But because transformation is treated as a process rather than an end, it is easy to have the impression that transformation of our military is a slogan that is both everything and nothing. Because it is a process, there is an absence of a coherent framework for developing and implementing it. No clear definition of what is and what is not transformation exists. Accordingly, no metrics have been adopted, and hence there is no way to establish a schedule for accomplishing set milestones. Nor is there a PPBS category devoted to transformation to track the required resources over time. Furthermore, the JROC process remains much more responsive to traditional service needs, e.g., platforms, than to those of the CINCs who are more likely to reflect joint military operations needs.
Why has a sharper focus on transformation not been forthcoming? An important reason is the resistance of entrenched interests of many stakeholders?uniformed services, congressional committees, the defense industry? to change the status quo that is judged to have been extremely successful, although expensive, in maintaining our military superiority. Secretary of Defense Donald Rumsfeld sees clearly the potential of transformation but has his attention drawn to many immediate problems, leaving only limited time and political capital to expend on transformation. There is, however, an essential unanswered question: ?Does successful transformation mean inevitable reduction in force structure and end strength?? The answer is undoubtedly yes, for two reasons: transformation can yield much greater military capability at a given level of resource expenditure, and the current desired military capability is unaffordable, in political not economic terms.
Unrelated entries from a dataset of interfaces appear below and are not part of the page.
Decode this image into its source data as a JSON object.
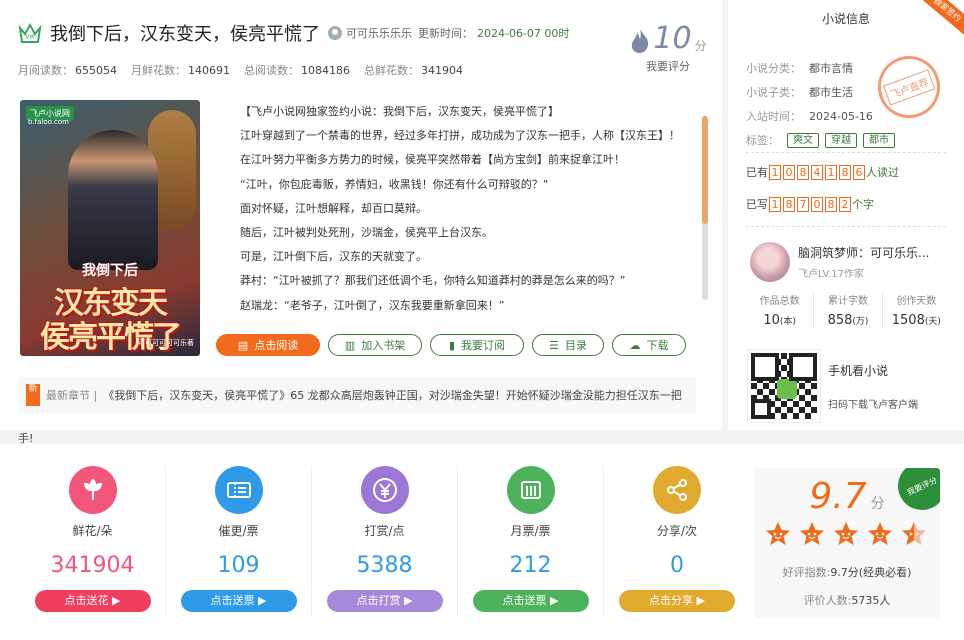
{
  "book": {
    "title": "我倒下后，汉东变天，侯亮平慌了",
    "author": "可可乐乐乐乐",
    "update_label": "更新时间：",
    "update_time": "2024-06-07 00时"
  },
  "stats": [
    {
      "label": "月阅读数：",
      "value": "655054"
    },
    {
      "label": "月鲜花数：",
      "value": "140691"
    },
    {
      "label": "总阅读数：",
      "value": "1084186"
    },
    {
      "label": "总鲜花数：",
      "value": "341904"
    }
  ],
  "score": {
    "value": "10",
    "unit": "分",
    "label": "我要评分"
  },
  "cover": {
    "publisher": "飞卢小说网",
    "url": "b.faloo.com",
    "line1": "我倒下后",
    "line2": "汉东变天",
    "line3": "侯亮平慌了",
    "author_mark": "可可可可可可乐著"
  },
  "intro": [
    "【飞卢小说网独家签约小说：我倒下后，汉东变天，侯亮平慌了】",
    "江叶穿越到了一个禁毒的世界，经过多年打拼，成功成为了汉东一把手，人称【汉东王】！",
    "在江叶努力平衡多方势力的时候，侯亮平突然带着【尚方宝剑】前来捉拿江叶！",
    "“江叶，你包庇毒贩，养情妇，收黑钱！你还有什么可辩驳的？”",
    "面对怀疑，江叶想解释，却百口莫辩。",
    "随后，江叶被判处死刑，沙瑞金，侯亮平上台汉东。",
    "可是，江叶倒下后，汉东的天就变了。",
    "莽村：“江叶被抓了？那我们还低调个毛，你特么知道莽村的莽是怎么来的吗？”",
    "赵瑞龙：“老爷子，江叶倒了，汉东我要重新拿回来！”"
  ],
  "buttons": {
    "read": "点击阅读",
    "shelf": "加入书架",
    "subscribe": "我要订阅",
    "catalog": "目录",
    "download": "下载"
  },
  "latest": {
    "badge": "新",
    "label": "最新章节 |",
    "text": "《我倒下后，汉东变天，侯亮平慌了》65 龙都众高层炮轰钟正国，对沙瑞金失望！开始怀疑沙瑞金没能力担任汉东一把",
    "tail": "手!"
  },
  "info": {
    "title": "小说信息",
    "ribbon": "独家签约",
    "category_label": "小说分类：",
    "category": "都市言情",
    "subcategory_label": "小说子类：",
    "subcategory": "都市生活",
    "date_label": "入站时间：",
    "date": "2024-05-16",
    "tags_label": "标签：",
    "tags": [
      "爽文",
      "穿越",
      "都市"
    ],
    "stamp": "飞卢直荐",
    "read_prefix": "已有",
    "read_digits": [
      "1",
      "0",
      "8",
      "4",
      "1",
      "8",
      "6"
    ],
    "read_suffix": "人读过",
    "write_prefix": "已写",
    "write_digits": [
      "1",
      "8",
      "7",
      "0",
      "8",
      "2"
    ],
    "write_suffix": "个字"
  },
  "author_card": {
    "name": "脑洞筑梦师：可可乐乐...",
    "level": "飞卢LV.17作家",
    "stats": [
      {
        "label": "作品总数",
        "value": "10",
        "unit": "(本)"
      },
      {
        "label": "累计字数",
        "value": "858",
        "unit": "(万)"
      },
      {
        "label": "创作天数",
        "value": "1508",
        "unit": "(天)"
      }
    ]
  },
  "mobile": {
    "title": "手机看小说",
    "subtitle": "扫码下载飞卢客户端"
  },
  "actions": [
    {
      "label": "鲜花/朵",
      "value": "341904",
      "button": "点击送花 ▶",
      "color": "#f2567a",
      "icon": "flower-icon"
    },
    {
      "label": "催更/票",
      "value": "109",
      "button": "点击送票 ▶",
      "color": "#2f9be8",
      "icon": "ticket-icon"
    },
    {
      "label": "打赏/点",
      "value": "5388",
      "button": "点击打赏 ▶",
      "color": "#9c77d6",
      "icon": "yuan-icon"
    },
    {
      "label": "月票/票",
      "value": "212",
      "button": "点击送票 ▶",
      "color": "#4cb35b",
      "icon": "monthly-ticket-icon"
    },
    {
      "label": "分享/次",
      "value": "0",
      "button": "点击分享 ▶",
      "color": "#e0aa2e",
      "icon": "share-icon"
    }
  ],
  "rating": {
    "score": "9.7",
    "unit": "分",
    "corner": "我要评分",
    "index_label": "好评指数:",
    "index_value": "9.7分(经典必看)",
    "count_label": "评价人数:",
    "count_value": "5735人",
    "stars": 4.5
  },
  "colors": {
    "accent": "#f26a1b",
    "green": "#3d7c3d"
  }
}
The bureaucracy may well believe these propositions and accordingly choose to delay aggressively adopting transformation, preferring rather to play musical chairs with ever shrinking resources. If so, that would be a tragic mistake.